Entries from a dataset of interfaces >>
──────────────────────────────

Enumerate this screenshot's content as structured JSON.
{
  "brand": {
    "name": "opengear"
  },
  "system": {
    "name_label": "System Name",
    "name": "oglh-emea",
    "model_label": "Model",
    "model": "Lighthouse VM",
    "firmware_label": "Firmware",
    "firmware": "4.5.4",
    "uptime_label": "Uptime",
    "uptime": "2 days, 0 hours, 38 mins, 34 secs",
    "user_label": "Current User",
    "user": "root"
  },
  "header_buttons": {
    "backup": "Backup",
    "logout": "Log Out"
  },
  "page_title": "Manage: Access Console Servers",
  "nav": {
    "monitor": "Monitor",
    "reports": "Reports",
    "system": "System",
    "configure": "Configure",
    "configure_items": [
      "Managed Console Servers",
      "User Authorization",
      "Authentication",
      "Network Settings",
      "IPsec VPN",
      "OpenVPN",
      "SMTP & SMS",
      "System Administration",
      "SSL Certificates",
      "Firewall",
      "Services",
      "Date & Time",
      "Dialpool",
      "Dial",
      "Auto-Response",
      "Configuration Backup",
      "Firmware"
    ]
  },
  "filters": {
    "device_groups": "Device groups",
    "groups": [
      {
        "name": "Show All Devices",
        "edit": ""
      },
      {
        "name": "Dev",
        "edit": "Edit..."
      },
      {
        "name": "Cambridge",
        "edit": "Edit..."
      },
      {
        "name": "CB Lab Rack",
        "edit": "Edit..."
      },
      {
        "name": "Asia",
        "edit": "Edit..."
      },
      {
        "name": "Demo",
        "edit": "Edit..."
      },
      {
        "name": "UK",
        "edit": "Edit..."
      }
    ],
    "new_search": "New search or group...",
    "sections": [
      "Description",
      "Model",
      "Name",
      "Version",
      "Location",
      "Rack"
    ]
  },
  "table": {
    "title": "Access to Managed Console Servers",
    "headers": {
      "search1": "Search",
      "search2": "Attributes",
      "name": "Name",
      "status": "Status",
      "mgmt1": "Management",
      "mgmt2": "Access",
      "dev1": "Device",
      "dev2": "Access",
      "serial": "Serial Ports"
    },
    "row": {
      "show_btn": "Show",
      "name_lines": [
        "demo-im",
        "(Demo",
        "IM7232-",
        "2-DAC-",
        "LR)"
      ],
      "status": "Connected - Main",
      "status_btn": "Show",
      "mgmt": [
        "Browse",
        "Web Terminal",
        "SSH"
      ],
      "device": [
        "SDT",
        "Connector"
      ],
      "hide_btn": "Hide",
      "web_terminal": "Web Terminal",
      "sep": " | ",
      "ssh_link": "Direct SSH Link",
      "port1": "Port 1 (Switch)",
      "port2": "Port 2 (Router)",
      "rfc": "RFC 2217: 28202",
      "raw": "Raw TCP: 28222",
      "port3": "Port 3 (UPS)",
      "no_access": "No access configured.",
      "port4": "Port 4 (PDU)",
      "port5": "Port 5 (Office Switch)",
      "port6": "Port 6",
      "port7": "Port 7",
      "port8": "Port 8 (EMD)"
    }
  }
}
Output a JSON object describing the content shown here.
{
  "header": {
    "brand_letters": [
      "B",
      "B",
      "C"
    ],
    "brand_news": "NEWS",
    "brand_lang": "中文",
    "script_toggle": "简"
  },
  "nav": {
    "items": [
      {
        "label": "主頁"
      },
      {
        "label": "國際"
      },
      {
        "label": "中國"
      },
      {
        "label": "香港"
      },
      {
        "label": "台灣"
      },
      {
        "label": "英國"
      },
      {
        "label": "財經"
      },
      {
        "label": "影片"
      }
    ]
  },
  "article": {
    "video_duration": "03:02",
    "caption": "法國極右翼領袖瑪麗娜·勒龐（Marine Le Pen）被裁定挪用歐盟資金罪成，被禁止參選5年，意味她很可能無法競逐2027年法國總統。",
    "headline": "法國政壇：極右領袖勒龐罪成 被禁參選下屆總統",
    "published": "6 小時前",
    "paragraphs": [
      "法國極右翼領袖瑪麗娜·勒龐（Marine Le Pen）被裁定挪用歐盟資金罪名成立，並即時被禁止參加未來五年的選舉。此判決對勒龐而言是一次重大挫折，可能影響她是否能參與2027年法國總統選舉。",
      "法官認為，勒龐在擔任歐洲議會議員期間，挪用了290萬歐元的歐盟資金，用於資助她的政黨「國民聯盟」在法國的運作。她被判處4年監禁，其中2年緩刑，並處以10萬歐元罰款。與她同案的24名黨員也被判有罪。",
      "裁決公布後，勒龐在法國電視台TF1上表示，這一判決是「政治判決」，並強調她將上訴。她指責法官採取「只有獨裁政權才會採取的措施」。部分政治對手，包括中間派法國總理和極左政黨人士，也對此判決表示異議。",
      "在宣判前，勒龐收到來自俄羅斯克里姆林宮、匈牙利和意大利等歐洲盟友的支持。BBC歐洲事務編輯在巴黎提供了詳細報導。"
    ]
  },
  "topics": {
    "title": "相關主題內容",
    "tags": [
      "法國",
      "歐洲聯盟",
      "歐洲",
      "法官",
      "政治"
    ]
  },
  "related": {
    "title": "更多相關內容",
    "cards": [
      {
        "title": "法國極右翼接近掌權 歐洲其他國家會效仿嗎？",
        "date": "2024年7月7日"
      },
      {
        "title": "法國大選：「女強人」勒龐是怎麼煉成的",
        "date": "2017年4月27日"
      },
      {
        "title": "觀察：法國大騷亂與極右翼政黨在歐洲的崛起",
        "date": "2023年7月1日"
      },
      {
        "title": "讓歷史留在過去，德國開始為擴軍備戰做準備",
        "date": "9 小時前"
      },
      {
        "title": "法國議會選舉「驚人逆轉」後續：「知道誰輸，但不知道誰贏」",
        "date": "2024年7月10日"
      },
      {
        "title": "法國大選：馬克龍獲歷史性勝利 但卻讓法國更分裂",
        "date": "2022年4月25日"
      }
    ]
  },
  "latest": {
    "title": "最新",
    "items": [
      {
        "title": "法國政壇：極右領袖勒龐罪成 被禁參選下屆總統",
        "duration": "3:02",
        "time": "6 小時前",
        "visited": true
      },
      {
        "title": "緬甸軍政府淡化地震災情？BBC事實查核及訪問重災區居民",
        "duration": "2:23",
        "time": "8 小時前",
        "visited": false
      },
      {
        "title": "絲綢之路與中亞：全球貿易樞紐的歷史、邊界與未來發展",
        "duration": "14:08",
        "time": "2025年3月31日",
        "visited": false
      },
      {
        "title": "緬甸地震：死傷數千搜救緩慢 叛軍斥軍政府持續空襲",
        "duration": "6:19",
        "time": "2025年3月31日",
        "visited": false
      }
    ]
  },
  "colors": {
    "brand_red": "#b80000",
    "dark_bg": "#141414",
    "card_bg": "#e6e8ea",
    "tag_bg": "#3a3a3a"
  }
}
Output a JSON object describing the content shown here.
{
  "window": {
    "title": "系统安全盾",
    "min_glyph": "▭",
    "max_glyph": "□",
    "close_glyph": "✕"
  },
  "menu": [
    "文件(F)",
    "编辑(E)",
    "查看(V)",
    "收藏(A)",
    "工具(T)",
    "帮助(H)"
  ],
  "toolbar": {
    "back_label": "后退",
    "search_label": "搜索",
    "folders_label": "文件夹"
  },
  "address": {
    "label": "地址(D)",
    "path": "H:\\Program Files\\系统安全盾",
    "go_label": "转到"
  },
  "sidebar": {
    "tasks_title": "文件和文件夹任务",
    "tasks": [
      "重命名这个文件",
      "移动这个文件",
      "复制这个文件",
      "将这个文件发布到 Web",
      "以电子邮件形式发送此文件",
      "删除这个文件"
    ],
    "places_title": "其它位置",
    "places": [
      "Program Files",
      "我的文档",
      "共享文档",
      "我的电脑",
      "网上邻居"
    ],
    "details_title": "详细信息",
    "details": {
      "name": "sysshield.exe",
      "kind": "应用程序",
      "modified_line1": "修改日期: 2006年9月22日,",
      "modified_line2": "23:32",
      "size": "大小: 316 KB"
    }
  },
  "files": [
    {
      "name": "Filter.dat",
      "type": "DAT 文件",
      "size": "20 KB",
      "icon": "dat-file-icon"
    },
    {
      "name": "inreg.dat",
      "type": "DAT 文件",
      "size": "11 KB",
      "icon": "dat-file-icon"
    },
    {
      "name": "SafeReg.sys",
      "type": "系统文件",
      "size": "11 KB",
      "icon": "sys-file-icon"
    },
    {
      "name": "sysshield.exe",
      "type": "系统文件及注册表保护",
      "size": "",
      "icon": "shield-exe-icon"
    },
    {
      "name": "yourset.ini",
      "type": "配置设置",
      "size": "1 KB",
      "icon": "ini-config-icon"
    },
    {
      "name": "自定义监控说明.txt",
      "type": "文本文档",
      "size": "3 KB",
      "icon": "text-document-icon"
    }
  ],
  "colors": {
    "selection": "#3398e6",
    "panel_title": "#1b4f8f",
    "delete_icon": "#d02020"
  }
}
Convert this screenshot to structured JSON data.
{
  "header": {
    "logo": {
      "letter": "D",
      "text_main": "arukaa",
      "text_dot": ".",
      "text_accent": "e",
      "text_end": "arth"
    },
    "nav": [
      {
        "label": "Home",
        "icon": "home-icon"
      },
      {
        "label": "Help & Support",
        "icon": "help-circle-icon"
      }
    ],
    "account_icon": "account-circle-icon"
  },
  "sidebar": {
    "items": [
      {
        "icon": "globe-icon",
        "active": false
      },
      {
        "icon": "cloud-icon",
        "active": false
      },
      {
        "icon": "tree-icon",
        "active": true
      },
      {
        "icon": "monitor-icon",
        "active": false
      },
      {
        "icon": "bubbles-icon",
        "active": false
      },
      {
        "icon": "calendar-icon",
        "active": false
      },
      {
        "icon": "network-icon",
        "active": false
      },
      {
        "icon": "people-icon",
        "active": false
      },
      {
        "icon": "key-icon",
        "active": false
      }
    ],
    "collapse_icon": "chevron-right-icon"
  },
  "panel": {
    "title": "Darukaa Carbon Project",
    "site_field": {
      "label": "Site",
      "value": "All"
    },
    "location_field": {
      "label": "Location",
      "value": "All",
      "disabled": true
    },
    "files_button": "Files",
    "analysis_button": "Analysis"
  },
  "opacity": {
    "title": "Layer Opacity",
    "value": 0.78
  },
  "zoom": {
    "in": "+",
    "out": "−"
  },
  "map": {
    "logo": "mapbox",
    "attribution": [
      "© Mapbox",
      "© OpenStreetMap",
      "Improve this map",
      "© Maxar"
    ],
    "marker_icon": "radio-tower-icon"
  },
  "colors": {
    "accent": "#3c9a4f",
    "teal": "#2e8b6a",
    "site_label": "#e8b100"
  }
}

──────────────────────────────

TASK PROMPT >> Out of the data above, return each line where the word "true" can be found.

FINAL ANSWER >>
        "visited": true
        "active": true
      "disabled": true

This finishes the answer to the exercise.